Each line of the data below containing "price" needs to be listed.

Page and application data records
━━━━━━━━━━━━━━━━━━━━
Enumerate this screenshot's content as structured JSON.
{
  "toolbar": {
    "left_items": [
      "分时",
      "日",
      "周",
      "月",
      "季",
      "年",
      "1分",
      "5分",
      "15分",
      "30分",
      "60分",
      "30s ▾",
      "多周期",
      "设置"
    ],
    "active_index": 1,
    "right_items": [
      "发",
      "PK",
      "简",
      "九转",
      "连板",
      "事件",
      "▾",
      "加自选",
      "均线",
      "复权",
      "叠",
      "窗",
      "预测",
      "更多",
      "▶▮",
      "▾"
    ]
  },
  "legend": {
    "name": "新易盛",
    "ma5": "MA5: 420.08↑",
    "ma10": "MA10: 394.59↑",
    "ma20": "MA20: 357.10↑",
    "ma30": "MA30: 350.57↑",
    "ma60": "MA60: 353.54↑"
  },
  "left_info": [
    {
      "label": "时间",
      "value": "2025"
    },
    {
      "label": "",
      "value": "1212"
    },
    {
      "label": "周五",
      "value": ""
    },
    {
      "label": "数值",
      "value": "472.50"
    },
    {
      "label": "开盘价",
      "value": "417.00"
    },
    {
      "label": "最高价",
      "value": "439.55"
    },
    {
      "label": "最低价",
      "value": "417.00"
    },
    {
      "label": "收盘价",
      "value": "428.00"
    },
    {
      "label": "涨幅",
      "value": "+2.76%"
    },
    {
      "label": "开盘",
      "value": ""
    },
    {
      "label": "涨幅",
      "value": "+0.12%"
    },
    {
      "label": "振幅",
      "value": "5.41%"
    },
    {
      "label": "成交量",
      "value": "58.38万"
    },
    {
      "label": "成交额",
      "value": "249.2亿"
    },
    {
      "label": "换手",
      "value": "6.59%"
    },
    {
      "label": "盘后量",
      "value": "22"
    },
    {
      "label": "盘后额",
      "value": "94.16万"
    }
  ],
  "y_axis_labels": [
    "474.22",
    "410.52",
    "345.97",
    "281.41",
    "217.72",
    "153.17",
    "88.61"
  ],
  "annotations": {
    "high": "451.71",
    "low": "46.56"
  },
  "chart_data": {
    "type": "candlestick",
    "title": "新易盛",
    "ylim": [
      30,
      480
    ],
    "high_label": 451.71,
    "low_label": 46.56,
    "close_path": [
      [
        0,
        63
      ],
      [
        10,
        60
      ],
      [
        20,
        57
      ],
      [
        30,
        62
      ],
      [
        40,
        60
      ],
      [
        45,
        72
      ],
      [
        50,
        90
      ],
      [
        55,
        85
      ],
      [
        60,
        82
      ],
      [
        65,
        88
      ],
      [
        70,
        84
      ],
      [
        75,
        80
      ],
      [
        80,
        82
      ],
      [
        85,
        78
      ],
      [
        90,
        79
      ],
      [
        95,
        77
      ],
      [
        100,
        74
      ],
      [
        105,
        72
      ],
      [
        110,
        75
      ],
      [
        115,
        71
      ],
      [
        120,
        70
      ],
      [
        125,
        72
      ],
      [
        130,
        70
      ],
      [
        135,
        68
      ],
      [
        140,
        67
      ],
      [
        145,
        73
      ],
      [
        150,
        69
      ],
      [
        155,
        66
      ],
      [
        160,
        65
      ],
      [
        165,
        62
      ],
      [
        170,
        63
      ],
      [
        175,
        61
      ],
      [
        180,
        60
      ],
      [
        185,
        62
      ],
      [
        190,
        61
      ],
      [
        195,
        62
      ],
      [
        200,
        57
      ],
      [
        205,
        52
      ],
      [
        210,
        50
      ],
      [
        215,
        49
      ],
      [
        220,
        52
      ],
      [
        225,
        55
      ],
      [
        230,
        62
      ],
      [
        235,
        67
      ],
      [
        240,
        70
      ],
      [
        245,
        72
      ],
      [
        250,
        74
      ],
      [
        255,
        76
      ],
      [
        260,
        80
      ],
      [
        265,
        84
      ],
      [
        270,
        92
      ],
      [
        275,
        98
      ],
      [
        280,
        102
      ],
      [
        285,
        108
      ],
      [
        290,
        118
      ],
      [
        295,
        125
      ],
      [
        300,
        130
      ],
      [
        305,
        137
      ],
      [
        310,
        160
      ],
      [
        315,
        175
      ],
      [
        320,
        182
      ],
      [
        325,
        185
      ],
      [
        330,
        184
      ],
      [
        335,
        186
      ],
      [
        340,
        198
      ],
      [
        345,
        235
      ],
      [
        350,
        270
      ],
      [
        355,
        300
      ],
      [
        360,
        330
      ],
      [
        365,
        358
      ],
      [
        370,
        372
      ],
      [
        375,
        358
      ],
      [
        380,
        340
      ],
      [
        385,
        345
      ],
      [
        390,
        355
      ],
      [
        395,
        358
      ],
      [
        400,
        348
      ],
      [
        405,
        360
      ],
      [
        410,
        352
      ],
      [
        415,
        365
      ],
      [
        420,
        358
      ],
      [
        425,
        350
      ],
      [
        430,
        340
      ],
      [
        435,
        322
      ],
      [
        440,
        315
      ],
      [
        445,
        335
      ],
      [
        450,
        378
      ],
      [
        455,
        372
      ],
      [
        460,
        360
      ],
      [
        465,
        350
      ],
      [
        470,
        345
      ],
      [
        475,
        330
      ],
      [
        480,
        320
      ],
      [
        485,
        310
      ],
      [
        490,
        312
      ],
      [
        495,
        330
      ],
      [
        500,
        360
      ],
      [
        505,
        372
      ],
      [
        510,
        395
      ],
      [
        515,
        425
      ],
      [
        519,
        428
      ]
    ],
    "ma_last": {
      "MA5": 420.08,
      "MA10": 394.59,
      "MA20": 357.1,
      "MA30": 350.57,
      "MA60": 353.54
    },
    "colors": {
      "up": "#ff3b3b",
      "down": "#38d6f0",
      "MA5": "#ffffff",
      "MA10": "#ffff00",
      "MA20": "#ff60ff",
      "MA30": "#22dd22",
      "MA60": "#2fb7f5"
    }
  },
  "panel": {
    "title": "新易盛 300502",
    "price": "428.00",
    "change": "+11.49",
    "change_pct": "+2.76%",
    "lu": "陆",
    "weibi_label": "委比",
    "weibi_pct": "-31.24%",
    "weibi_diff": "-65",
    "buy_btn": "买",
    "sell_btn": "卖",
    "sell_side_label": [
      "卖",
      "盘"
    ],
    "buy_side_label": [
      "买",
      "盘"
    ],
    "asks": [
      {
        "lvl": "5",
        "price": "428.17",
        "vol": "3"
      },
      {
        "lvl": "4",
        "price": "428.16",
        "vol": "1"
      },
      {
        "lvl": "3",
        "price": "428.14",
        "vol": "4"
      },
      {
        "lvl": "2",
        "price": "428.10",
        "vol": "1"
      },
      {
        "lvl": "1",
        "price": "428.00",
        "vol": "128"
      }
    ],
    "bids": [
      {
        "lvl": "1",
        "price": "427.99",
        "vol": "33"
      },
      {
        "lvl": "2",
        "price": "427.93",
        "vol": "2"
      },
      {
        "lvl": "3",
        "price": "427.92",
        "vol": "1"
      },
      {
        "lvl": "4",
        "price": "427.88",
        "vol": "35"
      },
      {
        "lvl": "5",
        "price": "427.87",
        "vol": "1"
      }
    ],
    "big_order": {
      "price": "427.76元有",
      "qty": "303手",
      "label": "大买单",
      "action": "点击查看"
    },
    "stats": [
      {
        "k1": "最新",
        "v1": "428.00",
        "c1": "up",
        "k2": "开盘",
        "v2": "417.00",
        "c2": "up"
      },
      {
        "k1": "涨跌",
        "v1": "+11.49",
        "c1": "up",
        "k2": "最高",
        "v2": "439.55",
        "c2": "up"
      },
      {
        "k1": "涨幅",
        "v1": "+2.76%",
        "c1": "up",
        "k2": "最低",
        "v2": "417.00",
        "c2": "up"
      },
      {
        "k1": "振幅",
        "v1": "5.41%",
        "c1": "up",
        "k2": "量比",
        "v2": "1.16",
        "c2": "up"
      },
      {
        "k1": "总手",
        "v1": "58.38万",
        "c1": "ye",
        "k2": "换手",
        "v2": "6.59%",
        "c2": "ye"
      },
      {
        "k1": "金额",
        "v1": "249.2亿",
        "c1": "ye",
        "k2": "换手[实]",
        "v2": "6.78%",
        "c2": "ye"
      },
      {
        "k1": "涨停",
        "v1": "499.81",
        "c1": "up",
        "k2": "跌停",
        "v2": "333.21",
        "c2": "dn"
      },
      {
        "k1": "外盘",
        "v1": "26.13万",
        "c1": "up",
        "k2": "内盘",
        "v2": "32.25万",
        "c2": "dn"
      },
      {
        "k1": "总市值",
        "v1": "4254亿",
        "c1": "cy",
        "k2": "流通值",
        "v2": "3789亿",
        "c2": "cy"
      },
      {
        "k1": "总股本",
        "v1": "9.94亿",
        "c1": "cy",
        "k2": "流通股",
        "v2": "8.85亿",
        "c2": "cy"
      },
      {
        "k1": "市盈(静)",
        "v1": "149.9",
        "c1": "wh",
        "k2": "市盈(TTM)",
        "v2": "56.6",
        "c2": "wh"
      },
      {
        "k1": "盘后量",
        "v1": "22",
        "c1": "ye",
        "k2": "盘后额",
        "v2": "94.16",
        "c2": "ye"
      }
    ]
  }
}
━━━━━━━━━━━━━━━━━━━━
◆ **Solution to this problem**
    "price": "428.00",
        "price": "428.17",
        "price": "428.16",
        "price": "428.14",
        "price": "428.10",
        "price": "428.00",
        "price": "427.99",
        "price": "427.93",
        "price": "427.92",
        "price": "427.88",
        "price": "427.87",
      "price": "427.76元有",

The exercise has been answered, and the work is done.